▶ **Exercise description**
The full set of records must be returned exactly, character for character.

▶ **Dataset records**
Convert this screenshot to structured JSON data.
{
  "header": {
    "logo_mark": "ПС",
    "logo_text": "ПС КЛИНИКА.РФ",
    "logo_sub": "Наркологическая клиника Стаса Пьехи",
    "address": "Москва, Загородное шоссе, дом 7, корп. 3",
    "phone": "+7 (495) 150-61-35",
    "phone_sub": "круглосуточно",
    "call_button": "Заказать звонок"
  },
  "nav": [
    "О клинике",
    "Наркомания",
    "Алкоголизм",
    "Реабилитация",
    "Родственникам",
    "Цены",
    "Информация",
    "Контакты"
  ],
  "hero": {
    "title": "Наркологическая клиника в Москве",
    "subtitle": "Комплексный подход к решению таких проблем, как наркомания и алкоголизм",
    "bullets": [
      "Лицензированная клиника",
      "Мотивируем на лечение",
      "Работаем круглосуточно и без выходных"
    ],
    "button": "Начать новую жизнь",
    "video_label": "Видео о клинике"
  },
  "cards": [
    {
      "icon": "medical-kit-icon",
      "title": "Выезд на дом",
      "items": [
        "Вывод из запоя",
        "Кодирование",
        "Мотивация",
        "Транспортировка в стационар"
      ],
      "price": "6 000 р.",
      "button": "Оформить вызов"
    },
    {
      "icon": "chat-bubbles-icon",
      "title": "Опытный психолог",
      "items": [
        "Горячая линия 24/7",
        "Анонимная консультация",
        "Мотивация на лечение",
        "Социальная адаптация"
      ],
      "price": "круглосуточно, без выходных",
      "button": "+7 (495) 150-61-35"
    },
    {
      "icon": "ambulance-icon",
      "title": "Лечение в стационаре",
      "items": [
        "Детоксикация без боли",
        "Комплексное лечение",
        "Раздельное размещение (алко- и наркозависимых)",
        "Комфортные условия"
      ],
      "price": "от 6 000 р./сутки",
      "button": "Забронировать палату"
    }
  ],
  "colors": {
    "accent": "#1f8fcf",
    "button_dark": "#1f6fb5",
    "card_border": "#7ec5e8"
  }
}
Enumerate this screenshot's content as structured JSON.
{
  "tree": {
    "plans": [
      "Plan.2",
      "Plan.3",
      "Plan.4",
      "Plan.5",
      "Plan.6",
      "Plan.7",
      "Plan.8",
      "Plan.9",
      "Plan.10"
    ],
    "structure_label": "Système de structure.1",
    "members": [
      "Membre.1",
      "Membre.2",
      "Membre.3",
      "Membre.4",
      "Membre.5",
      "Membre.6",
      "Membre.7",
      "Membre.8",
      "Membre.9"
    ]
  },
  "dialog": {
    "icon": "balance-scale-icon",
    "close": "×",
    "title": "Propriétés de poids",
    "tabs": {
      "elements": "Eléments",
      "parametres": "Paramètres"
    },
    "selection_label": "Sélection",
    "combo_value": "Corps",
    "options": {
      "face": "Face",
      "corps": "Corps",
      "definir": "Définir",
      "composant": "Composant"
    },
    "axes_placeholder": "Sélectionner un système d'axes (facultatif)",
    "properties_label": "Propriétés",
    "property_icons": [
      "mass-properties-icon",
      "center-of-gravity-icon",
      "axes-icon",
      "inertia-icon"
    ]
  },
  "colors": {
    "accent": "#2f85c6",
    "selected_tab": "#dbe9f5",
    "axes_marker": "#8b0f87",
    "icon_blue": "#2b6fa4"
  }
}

▶ **Solution**
Convert this screenshot to structured JSON data.
{
  "header": {
    "logo_mark": "ПС",
    "logo_text": "ПС КЛИНИКА.РФ",
    "logo_sub": "Наркологическая клиника Стаса Пьехи",
    "address": "Москва, Загородное шоссе, дом 7, корп. 3",
    "phone": "+7 (495) 150-61-35",
    "phone_sub": "круглосуточно",
    "call_button": "Заказать звонок"
  },
  "nav": [
    "О клинике",
    "Наркомания",
    "Алкоголизм",
    "Реабилитация",
    "Родственникам",
    "Цены",
    "Информация",
    "Контакты"
  ],
  "hero": {
    "title": "Наркологическая клиника в Москве",
    "subtitle": "Комплексный подход к решению таких проблем, как наркомания и алкоголизм",
    "bullets": [
      "Лицензированная клиника",
      "Мотивируем на лечение",
      "Работаем круглосуточно и без выходных"
    ],
    "button": "Начать новую жизнь",
    "video_label": "Видео о клинике"
  },
  "cards": [
    {
      "icon": "medical-kit-icon",
      "title": "Выезд на дом",
      "items": [
        "Вывод из запоя",
        "Кодирование",
        "Мотивация",
        "Транспортировка в стационар"
      ],
      "price": "6 000 р.",
      "button": "Оформить вызов"
    },
    {
      "icon": "chat-bubbles-icon",
      "title": "Опытный психолог",
      "items": [
        "Горячая линия 24/7",
        "Анонимная консультация",
        "Мотивация на лечение",
        "Социальная адаптация"
      ],
      "price": "круглосуточно, без выходных",
      "button": "+7 (495) 150-61-35"
    },
    {
      "icon": "ambulance-icon",
      "title": "Лечение в стационаре",
      "items": [
        "Детоксикация без боли",
        "Комплексное лечение",
        "Раздельное размещение (алко- и наркозависимых)",
        "Комфортные условия"
      ],
      "price": "от 6 000 р./сутки",
      "button": "Забронировать палату"
    }
  ],
  "colors": {
    "accent": "#1f8fcf",
    "button_dark": "#1f6fb5",
    "card_border": "#7ec5e8"
  }
}
Enumerate this screenshot's content as structured JSON.
{
  "tree": {
    "plans": [
      "Plan.2",
      "Plan.3",
      "Plan.4",
      "Plan.5",
      "Plan.6",
      "Plan.7",
      "Plan.8",
      "Plan.9",
      "Plan.10"
    ],
    "structure_label": "Système de structure.1",
    "members": [
      "Membre.1",
      "Membre.2",
      "Membre.3",
      "Membre.4",
      "Membre.5",
      "Membre.6",
      "Membre.7",
      "Membre.8",
      "Membre.9"
    ]
  },
  "dialog": {
    "icon": "balance-scale-icon",
    "close": "×",
    "title": "Propriétés de poids",
    "tabs": {
      "elements": "Eléments",
      "parametres": "Paramètres"
    },
    "selection_label": "Sélection",
    "combo_value": "Corps",
    "options": {
      "face": "Face",
      "corps": "Corps",
      "definir": "Définir",
      "composant": "Composant"
    },
    "axes_placeholder": "Sélectionner un système d'axes (facultatif)",
    "properties_label": "Propriétés",
    "property_icons": [
      "mass-properties-icon",
      "center-of-gravity-icon",
      "axes-icon",
      "inertia-icon"
    ]
  },
  "colors": {
    "accent": "#2f85c6",
    "selected_tab": "#dbe9f5",
    "axes_marker": "#8b0f87",
    "icon_blue": "#2b6fa4"
  }
}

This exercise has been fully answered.